English Heritage also wants to reward farmers who protect important archaeological locations such as Neolithic burial mounds, buried Roman towns and Anglo-Saxon cemeteries. At present, 55,000 sites, including 2,800 officially protected ones, are ploughed. Of those 55,000, more than 50 per cent are in medium term or imminent danger of being destroyed.
Since deep ploughing was introduced on a massive scale after the Second World War at least 15,000 archaeological sites have been destroyed, estimates show. Thirty per cent of all damage to archaeological sites in England has been caused by agricultural activity.
Although new regulations and financial incentives will be required, English Heritage and the Government will rely on the farming community's goodwill. The National Farmers' Union pledged yesterday to help protect the sites, but the union criticised the language and tone of English Heritage's campaign and its slogan, "Ripping up History". There is a need "to use language that encourages rather than undermines partnership", John Seymour, the NFU's environment chairman, said.
The launch announcement was headed, "English Heritage launches campaign to encourage farmers to protect, not plough, archaeological sites at risk". The union said English Heritage had not discussed what farmers should be doing to protect archaeological sites. English Heritage informed the NFU of its detailed proposals only four days ago. And the Department for the Environment, Food and Rural Affairs (Defra) was informed only on Thursday.
The NFU said farmers were often unaware of the buried archaeological sites on their land. "There needs to be a system by which archaeologists can inform farmers about what is at risk," Andrew Clark, the NFU's chief countryside adviser, said. "Such a system does not exist.

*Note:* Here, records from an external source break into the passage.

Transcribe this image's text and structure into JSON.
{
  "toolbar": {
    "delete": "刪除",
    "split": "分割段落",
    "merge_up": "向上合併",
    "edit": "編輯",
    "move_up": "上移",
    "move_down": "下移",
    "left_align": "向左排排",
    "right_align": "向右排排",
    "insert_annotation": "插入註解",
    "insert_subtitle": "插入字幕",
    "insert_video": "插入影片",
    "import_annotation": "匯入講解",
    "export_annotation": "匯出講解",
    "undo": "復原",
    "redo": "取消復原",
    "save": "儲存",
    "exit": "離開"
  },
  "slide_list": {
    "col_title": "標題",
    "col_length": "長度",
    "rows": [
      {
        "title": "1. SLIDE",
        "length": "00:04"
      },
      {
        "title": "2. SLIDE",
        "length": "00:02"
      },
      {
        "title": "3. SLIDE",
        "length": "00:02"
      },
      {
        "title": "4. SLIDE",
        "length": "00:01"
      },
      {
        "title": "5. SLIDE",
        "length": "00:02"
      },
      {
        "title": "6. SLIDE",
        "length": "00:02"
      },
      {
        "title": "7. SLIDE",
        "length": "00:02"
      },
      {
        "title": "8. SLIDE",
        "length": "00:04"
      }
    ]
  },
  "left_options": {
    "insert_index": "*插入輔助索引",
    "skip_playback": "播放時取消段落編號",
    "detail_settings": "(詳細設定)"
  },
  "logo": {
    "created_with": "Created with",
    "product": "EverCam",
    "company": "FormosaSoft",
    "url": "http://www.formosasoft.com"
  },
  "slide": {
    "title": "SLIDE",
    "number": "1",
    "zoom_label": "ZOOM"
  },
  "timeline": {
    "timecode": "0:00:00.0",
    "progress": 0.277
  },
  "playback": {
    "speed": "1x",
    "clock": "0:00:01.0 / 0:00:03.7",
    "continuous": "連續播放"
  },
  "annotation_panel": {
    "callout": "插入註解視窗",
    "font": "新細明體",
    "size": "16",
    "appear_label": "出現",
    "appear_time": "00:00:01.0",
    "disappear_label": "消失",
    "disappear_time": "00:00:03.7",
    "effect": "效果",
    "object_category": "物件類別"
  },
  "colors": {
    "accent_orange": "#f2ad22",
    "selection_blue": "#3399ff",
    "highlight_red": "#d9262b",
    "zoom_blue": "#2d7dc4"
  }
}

Its introduction needs to be an absolute priority."
Defra helps protect only a few archaeological sites on arable land covered by the Government's countryside stewardship scheme and environmentally sensitive area initiatives. Most archaeological sites threatened by plough destruction do not benefit from the existing schemes.
But starting in 2005, these schemes will be replaced by a new agri-environment programme in which much larger numbers of farmers are likely to be involved, and English Heritage hopes archaeological protection will be a much much greater element. It is expected to involve some 6,000 sites, including the 2,800 protected at present.